Well yes, today I went for an early morning bike ride towards Jungangtap Park location of the 2013 World Rowing Championships and the centre of Korea. No joke, this is the centre of Korea and was strategically important at the time when Korea was three Kingdoms, Goguryeo, Baekje and Silla. For that region the city and its environs have some important archeological sites, though it has to be said some are hard to find, hence my bike ride. I decided to leave my DSLR at home and carried my trusty iPhone with the Hipstamatic App. All the pics in this post are iPhone 4S, Hipstamatic, John S Lens and Blanko Film.
I went in search of my last archeological wonder from the Chungju City Tourist Guide Book, yes the one in Englishy that can be picked up at the bus terminal. The holy grail was The Ancient Silla Tombs of Nuam-ri. On the way, after passing under our two new road bridges that are yet to open, I stopped to view my favourite rock-carved Buddha in the hamlet of Changdong. After climbing the hill and descending the 120 steps I found it was covered in scaffolding. Chungers is experiencing a spring clean for the rowing championships.
I decided to go off piste in search of the elusive tombs and so I left the newly surface main road and took the left fork, the right goes to Jungangtap Park. It was merely intuition but I saw a local side road which led into a small agricultural village surrounded by rice fields and corn plants. As I entered the village voilà a brown sign appeared with a 1km marker. I followed the road up a steep incline scouring right and left for my treasure. As I reached the cusp of the hill to my left was a painted mural of….tombs, this must be it. As I broke the back of the hill on my right was a roughly made car park and the traditional red wood and stainless steel sign. This was it, farther to the right the mounds rose from the side of the hill and were much more impressive than I’d imagined. My 14 month search was over.
The setting is awesome, the tombs are nestled between two hills overlooking lush paddy fields. The road ends here and any further progress is only by cycle or moped.
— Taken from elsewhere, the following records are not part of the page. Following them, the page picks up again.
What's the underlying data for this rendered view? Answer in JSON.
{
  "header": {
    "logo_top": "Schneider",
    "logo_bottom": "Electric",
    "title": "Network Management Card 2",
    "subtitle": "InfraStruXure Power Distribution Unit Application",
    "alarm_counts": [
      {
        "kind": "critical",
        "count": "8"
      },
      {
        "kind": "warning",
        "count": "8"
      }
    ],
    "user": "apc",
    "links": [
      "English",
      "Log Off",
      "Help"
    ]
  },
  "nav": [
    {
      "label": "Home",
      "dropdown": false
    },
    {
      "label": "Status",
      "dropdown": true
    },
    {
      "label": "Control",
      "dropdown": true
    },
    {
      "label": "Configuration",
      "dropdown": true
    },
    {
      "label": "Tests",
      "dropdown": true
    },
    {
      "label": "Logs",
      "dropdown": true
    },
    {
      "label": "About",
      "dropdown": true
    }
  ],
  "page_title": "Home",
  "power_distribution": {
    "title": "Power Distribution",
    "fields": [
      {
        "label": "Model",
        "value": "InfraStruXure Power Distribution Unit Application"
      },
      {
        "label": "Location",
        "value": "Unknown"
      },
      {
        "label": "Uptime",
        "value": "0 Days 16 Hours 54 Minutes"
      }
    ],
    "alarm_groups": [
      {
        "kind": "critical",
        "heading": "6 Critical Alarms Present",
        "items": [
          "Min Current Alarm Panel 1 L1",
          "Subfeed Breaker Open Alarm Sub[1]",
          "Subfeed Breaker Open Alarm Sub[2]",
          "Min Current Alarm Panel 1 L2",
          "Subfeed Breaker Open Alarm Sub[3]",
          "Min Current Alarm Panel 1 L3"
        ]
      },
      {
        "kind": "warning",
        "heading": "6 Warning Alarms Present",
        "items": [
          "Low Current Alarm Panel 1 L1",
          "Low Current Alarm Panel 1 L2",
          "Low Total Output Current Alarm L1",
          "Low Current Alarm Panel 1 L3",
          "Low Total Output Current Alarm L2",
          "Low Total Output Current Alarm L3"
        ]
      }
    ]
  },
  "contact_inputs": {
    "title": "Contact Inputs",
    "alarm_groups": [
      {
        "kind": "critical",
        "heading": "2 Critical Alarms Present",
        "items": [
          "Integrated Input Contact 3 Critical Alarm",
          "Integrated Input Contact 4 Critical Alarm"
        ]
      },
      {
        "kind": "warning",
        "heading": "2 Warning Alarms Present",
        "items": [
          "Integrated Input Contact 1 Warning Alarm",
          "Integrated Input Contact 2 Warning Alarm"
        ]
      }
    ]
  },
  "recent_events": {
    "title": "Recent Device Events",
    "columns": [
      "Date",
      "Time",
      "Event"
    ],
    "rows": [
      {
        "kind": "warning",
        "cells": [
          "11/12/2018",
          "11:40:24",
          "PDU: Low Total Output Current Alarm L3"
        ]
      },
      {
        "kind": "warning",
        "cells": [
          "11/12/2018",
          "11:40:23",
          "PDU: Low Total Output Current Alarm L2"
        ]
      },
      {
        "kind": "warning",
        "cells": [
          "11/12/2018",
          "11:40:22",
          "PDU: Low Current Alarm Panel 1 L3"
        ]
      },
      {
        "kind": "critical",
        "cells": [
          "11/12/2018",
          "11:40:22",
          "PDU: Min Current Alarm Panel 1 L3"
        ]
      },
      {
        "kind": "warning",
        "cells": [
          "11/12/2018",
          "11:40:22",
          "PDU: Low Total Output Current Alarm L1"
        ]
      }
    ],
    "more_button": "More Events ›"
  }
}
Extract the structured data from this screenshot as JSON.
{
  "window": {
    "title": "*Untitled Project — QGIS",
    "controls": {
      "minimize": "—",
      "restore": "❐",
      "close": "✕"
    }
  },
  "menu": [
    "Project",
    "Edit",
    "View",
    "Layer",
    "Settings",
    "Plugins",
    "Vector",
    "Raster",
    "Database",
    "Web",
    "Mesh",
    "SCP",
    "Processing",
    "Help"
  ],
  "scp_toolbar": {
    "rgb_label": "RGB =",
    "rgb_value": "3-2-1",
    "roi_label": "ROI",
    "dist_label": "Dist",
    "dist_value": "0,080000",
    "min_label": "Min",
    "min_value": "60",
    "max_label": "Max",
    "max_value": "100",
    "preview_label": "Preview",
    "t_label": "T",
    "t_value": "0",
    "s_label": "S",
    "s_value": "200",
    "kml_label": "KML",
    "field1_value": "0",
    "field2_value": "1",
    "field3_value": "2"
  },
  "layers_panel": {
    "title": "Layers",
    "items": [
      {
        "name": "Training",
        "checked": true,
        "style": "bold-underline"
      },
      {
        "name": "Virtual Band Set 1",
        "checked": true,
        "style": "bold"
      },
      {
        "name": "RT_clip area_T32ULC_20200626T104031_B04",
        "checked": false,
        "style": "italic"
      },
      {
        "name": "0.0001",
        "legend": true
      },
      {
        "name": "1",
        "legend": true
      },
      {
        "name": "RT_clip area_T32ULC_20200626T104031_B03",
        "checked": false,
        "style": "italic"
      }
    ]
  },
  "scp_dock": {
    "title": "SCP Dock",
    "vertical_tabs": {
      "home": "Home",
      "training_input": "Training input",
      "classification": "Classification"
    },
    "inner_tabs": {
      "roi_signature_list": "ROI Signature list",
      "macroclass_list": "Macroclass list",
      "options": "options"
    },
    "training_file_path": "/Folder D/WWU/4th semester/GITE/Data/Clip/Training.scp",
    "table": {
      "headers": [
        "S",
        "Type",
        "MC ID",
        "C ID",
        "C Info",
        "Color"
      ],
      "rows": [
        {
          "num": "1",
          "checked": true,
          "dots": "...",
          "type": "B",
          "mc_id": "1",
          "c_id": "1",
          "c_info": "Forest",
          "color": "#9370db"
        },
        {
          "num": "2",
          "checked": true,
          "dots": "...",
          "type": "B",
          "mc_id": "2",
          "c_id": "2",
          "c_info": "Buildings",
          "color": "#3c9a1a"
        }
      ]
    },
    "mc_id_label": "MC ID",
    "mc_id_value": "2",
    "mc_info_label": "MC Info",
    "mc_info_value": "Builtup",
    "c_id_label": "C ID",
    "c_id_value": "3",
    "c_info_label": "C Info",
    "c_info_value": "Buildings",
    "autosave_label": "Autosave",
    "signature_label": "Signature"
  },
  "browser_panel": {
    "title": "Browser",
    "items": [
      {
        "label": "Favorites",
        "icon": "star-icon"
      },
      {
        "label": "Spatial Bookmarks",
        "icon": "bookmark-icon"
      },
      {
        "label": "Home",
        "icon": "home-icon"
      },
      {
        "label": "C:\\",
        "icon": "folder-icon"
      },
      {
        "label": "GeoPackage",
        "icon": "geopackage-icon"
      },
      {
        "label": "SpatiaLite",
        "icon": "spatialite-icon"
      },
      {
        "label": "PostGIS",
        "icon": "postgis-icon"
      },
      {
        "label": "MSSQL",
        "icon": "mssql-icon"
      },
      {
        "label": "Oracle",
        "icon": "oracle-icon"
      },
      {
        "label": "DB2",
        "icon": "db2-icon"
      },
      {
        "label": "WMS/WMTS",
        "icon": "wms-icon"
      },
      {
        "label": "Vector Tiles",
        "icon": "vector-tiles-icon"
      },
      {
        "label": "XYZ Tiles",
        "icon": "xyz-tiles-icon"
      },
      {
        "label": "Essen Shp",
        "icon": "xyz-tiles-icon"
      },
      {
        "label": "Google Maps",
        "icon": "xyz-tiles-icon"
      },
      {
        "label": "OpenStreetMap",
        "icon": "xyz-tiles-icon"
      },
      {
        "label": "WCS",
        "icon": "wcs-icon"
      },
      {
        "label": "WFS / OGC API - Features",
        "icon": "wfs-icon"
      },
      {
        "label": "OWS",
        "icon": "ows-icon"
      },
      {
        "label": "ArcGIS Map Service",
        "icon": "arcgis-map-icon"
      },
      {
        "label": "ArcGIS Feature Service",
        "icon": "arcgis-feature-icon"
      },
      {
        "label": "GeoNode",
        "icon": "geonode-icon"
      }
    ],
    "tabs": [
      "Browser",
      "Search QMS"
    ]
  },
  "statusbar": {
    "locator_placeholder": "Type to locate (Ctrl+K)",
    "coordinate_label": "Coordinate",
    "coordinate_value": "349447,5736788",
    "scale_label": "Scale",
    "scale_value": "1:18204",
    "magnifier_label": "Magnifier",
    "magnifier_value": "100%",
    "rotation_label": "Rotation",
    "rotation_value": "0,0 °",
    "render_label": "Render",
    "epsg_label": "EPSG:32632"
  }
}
The tombs were developed by King Jinheung near to the end of the Silla period of governance, it’s said there are some 230 tombs here and the setting is so picturesque that anyone visiting Chungju should make the short detour from Jungangtap, it’s just a pity it isn’t particularly well signposted. I recommend a picnic if the weathers fine there’s a covered seating area to shade the visitor from the harsh summer sun.
I am including the instructions I found here, Google Maps saved the day for me:
Take the Jungbu Inland Expressway to North Chungju Interchange. Then take the local road 82 bound for Gageum. Turn right at Ipseok Samgeori (The Goguryo Stele of Chungju). Take the road straight forward to Chungju and you will find the Nuam-ri Ancient Tombs, you will need to take a right just after Jungangatap Park!
As I was cycling I decided to explore taking the narrow concrete path that extended into the countryside and after an undulating 15 minute ride came to a underpass below the newly constructed but un-opened highway. I had spotted a relief road for construction workers adjacent to Chungju’s new bridges so I knew if I accessed the highway it would afford me a shortcut back to Tangumdae. It was weird cycling along this great expanse of road all alone, like a movie set when theres been a nuclear holocaust. I came back down to earth when I was overtaken by a farmer on a moped taking his produce to, I presume, Chungju market. My exit came into view and beyond that was the new bridge so I tentatively kept going to take some snaps. After about 5 minutes I was spotted and ushered away so I retraced my steps back to the service exit and continued my journey to Tangumdae.
I spent a hour circumnavigating this local beauty spot before cycling back through the World Martial Arts Park back to my apartment. A lovely and successful morning bike ride. Tomorrow my soccer boys play in a competition on the Tangumdae sports ground astro turf.